She said the question of Gaza’s Internet network also raises a number of philosophical questions: “Can one be connected and not dependent? Can you be part of a network and still have sovereignty? And what does that look like?”
Tawil-Souri said the process of writing her chapter led her to other questions: How do you take control when systems have become so complicated? How do you reclaim these operations? Although Gaza might not really institute a pigeon network in place of its Israeli-controlled Internet, the questions raised in Tawil-Souri’s chapter are important not only in Gaza, but to occupied populations around the world.
Indeed, panelists suggested that a shared search for solutions is one thing that keeps Gaza connected to the wider world.
Practical and Emotional Connections
Open Gaza contributor Hadeel Assali was originally scheduled to speak on the February 22 panel. Unfortunately, Assali could not attend, as she was in Texas, where a winter storm has shut many residents off from power and water. Assali’s chapter, “Hyperpresent Absence: Suggested Methods,” lays out resources and practical ways that people can connect with in Gaza.
Baconi’s chapter also discusses a form of connection with Gaza that is widely accessible. He came to his topic, he said, after observing that even though Gaza was “increasingly isolated and contained in every possible way,” there was also a “counter-trend that was happening”: other people’s connections with Gazan stories.
“I started reflecting on the emotional connection,” Baconi said. “Gaza can be severed in every way possible, but it can’t be severed emotionally. The inner thoughts that people have about Gaza can’t be surveilled … at least not yet.”
Baconi acknowledged that this emotional frontier is also under threat. Yet, he said, “It’s the most powerful part of how Gaza is still connected to the rest of the world.”
Feasible Ideas, Not Just Critiques
Tawil-Souri, a media scholar and documentary filmmaker, said that one of the book’s key contributions to the scholarly world is that, while it recognizes limitations on the ground, it also moves “beyond just simply offering a critique of them.”
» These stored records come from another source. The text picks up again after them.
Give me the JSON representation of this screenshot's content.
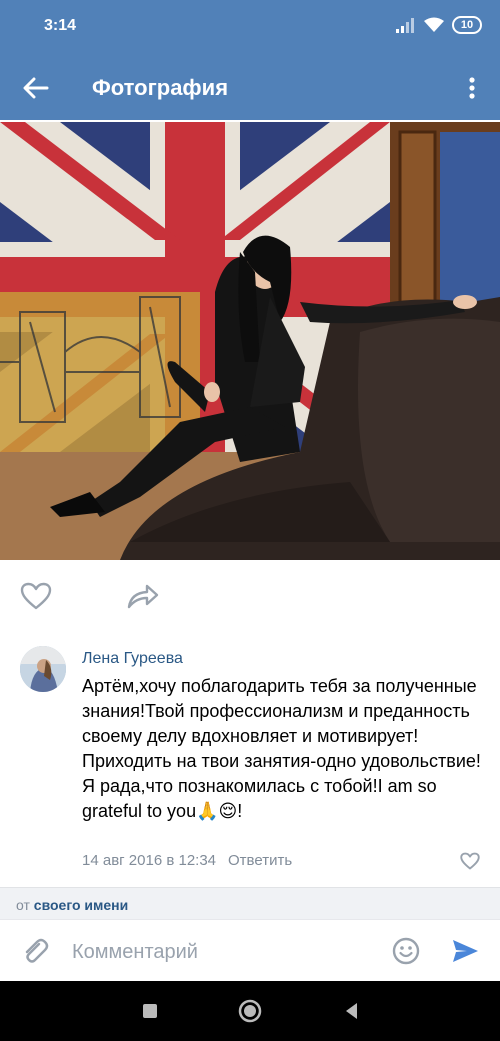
{
  "status_bar": {
    "time": "3:14",
    "battery": "10"
  },
  "app_bar": {
    "title": "Фотография"
  },
  "comment": {
    "author": "Лена Гуреева",
    "text": "Артём,хочу поблагодарить тебя за полученные знания!Твой профессионализм и преданность своему делу вдохновляет и мотивирует!Приходить на твои занятия-одно удовольствие!Я рада,что познакомилась с тобой!I am so grateful to you🙏😌!",
    "date": "14 авг 2016 в 12:34",
    "reply_label": "Ответить"
  },
  "sender": {
    "prefix": "от",
    "name": "своего имени"
  },
  "composer": {
    "placeholder": "Комментарий"
  },
  "icons": {
    "back": "arrow-left-icon",
    "menu": "more-vertical-icon",
    "like": "heart-icon",
    "share": "share-icon",
    "attach": "paperclip-icon",
    "emoji": "smile-icon",
    "send": "send-icon"
  },
  "colors": {
    "header": "#5181b8",
    "link": "#2a5885",
    "meta": "#818c99",
    "send": "#4a86d9"
  }
}
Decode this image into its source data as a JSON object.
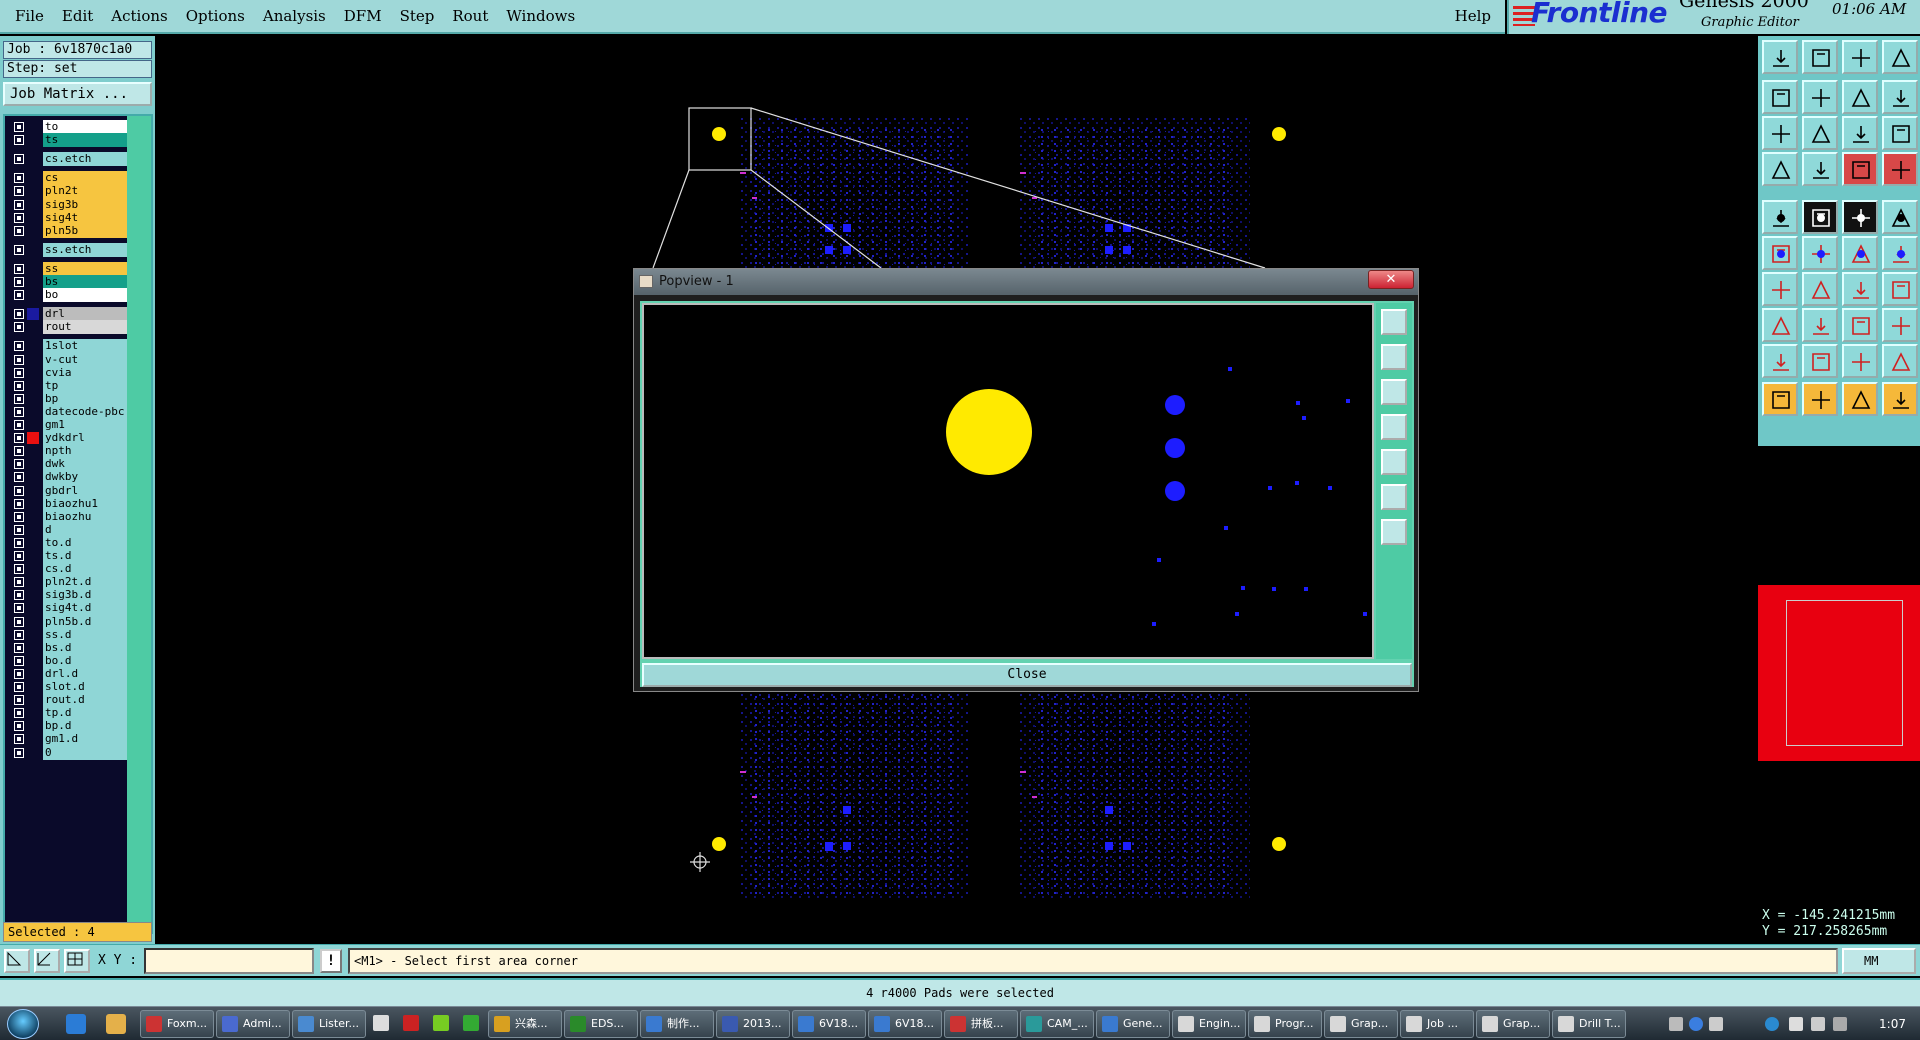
{
  "menu": [
    "File",
    "Edit",
    "Actions",
    "Options",
    "Analysis",
    "DFM",
    "Step",
    "Rout",
    "Windows"
  ],
  "help": "Help",
  "brand": {
    "logo": "Frontline",
    "product": "Genesis 2000",
    "subtitle": "Graphic Editor",
    "clock": "01:06 AM"
  },
  "job": "Job : 6v1870c1a0",
  "step": "Step: set",
  "job_matrix": "Job Matrix ...",
  "layers": [
    {
      "name": "to",
      "color": "#ffffff",
      "slot": ""
    },
    {
      "name": "ts",
      "color": "#14a08a",
      "slot": ""
    },
    {
      "name": "cs.etch",
      "color": "#8fd6d6",
      "slot": ""
    },
    {
      "name": "cs",
      "color": "#f6c540",
      "slot": ""
    },
    {
      "name": "pln2t",
      "color": "#f6c540",
      "slot": ""
    },
    {
      "name": "sig3b",
      "color": "#f6c540",
      "slot": ""
    },
    {
      "name": "sig4t",
      "color": "#f6c540",
      "slot": ""
    },
    {
      "name": "pln5b",
      "color": "#f6c540",
      "slot": ""
    },
    {
      "name": "ss.etch",
      "color": "#8fd6d6",
      "slot": ""
    },
    {
      "name": "ss",
      "color": "#f6c540",
      "slot": ""
    },
    {
      "name": "bs",
      "color": "#14a08a",
      "slot": ""
    },
    {
      "name": "bo",
      "color": "#ffffff",
      "slot": ""
    },
    {
      "name": "drl",
      "color": "#bcbcbc",
      "slot": "#1a1aa0"
    },
    {
      "name": "rout",
      "color": "#d8d8d8",
      "slot": ""
    },
    {
      "name": "1slot",
      "color": "#8fd6d6",
      "slot": ""
    },
    {
      "name": "v-cut",
      "color": "#8fd6d6",
      "slot": ""
    },
    {
      "name": "cvia",
      "color": "#8fd6d6",
      "slot": ""
    },
    {
      "name": "tp",
      "color": "#8fd6d6",
      "slot": ""
    },
    {
      "name": "bp",
      "color": "#8fd6d6",
      "slot": ""
    },
    {
      "name": "datecode-pbc",
      "color": "#8fd6d6",
      "slot": ""
    },
    {
      "name": "gm1",
      "color": "#8fd6d6",
      "slot": ""
    },
    {
      "name": "ydkdrl",
      "color": "#8fd6d6",
      "slot": "#e81010"
    },
    {
      "name": "npth",
      "color": "#8fd6d6",
      "slot": ""
    },
    {
      "name": "dwk",
      "color": "#8fd6d6",
      "slot": ""
    },
    {
      "name": "dwkby",
      "color": "#8fd6d6",
      "slot": ""
    },
    {
      "name": "gbdrl",
      "color": "#8fd6d6",
      "slot": ""
    },
    {
      "name": "biaozhu1",
      "color": "#8fd6d6",
      "slot": ""
    },
    {
      "name": "biaozhu",
      "color": "#8fd6d6",
      "slot": ""
    },
    {
      "name": "d",
      "color": "#8fd6d6",
      "slot": ""
    },
    {
      "name": "to.d",
      "color": "#8fd6d6",
      "slot": ""
    },
    {
      "name": "ts.d",
      "color": "#8fd6d6",
      "slot": ""
    },
    {
      "name": "cs.d",
      "color": "#8fd6d6",
      "slot": ""
    },
    {
      "name": "pln2t.d",
      "color": "#8fd6d6",
      "slot": ""
    },
    {
      "name": "sig3b.d",
      "color": "#8fd6d6",
      "slot": ""
    },
    {
      "name": "sig4t.d",
      "color": "#8fd6d6",
      "slot": ""
    },
    {
      "name": "pln5b.d",
      "color": "#8fd6d6",
      "slot": ""
    },
    {
      "name": "ss.d",
      "color": "#8fd6d6",
      "slot": ""
    },
    {
      "name": "bs.d",
      "color": "#8fd6d6",
      "slot": ""
    },
    {
      "name": "bo.d",
      "color": "#8fd6d6",
      "slot": ""
    },
    {
      "name": "drl.d",
      "color": "#8fd6d6",
      "slot": ""
    },
    {
      "name": "slot.d",
      "color": "#8fd6d6",
      "slot": ""
    },
    {
      "name": "rout.d",
      "color": "#8fd6d6",
      "slot": ""
    },
    {
      "name": "tp.d",
      "color": "#8fd6d6",
      "slot": ""
    },
    {
      "name": "bp.d",
      "color": "#8fd6d6",
      "slot": ""
    },
    {
      "name": "gm1.d",
      "color": "#8fd6d6",
      "slot": ""
    },
    {
      "name": "0",
      "color": "#8fd6d6",
      "slot": ""
    }
  ],
  "selected": "Selected : 4",
  "coords": {
    "x": "X = -145.241215mm",
    "y": "Y =  217.258265mm"
  },
  "xy_label": "X Y :",
  "xy_value": "",
  "prompt": "<M1> - Select first area corner",
  "units": "MM",
  "status": "4 r4000 Pads were selected",
  "popview": {
    "title": "Popview - 1",
    "close_x": "✕",
    "close_button": "Close"
  },
  "taskbar": {
    "tasks": [
      "Foxm...",
      "Admi...",
      "Lister...",
      "",
      "",
      "",
      "",
      "兴森...",
      "EDS...",
      "制作...",
      "2013...",
      "6V18...",
      "6V18...",
      "拼板...",
      "CAM_...",
      "Gene...",
      "Engin...",
      "Progr...",
      "Grap...",
      "Job ...",
      "Grap...",
      "Drill T..."
    ],
    "clock": "1:07"
  },
  "colors": {
    "panel": "#7fcdcd",
    "accent_yellow": "#ffea00",
    "pad_blue": "#1d1dff",
    "overview_red": "#e80010"
  }
}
one of the book’s key contributions to the scholarly world is that, while it recognizes limitations on the ground, it also moves “beyond just simply offering a critique of them.”Helga Tawil-Souri
A media scholar and documentary filmmaker
Baconi, who works in the policy world, said that policymakers often complain that solutions that come from academia are “totally infeasible, ivory tower.” But he said the ways in which Open Gaza brings together academics, practitioners, and people on the ground to create possible solutions means “policymakers might be more able to hear and integrate” these ideas.
The project is also important, Shayya said, simply because it brings together contributors from so many different disciplines. While he cautioned that the fruits of the book need “to be seen over a longer period of time, rather than expecting immediate solutions,” he was hopeful that it could lead to raising awareness, which could in turn lead to greater engagement, and from there to more possible connections.
Shayya, along with the nonprofit Visualizing Palestine, wrote the chapter “Re-Ecologizing Gaza.” The occupation, he said, “de-ecologizes” Gaza by cutting natural flows over land, sea, and air. Ultimately, he said, the Open Gaza project is “not about developing Gaza on its own,” nor about seeking justice only for Gaza, but about “reconnecting it to the environment all around.”
The next Open Gaza event is scheduled for March 18. At it, Sharp and Salem Al Qudwa will discuss affordable housing schemes in Gaza and Al Qudwa’s chapter, “Architecture of the Everyday.”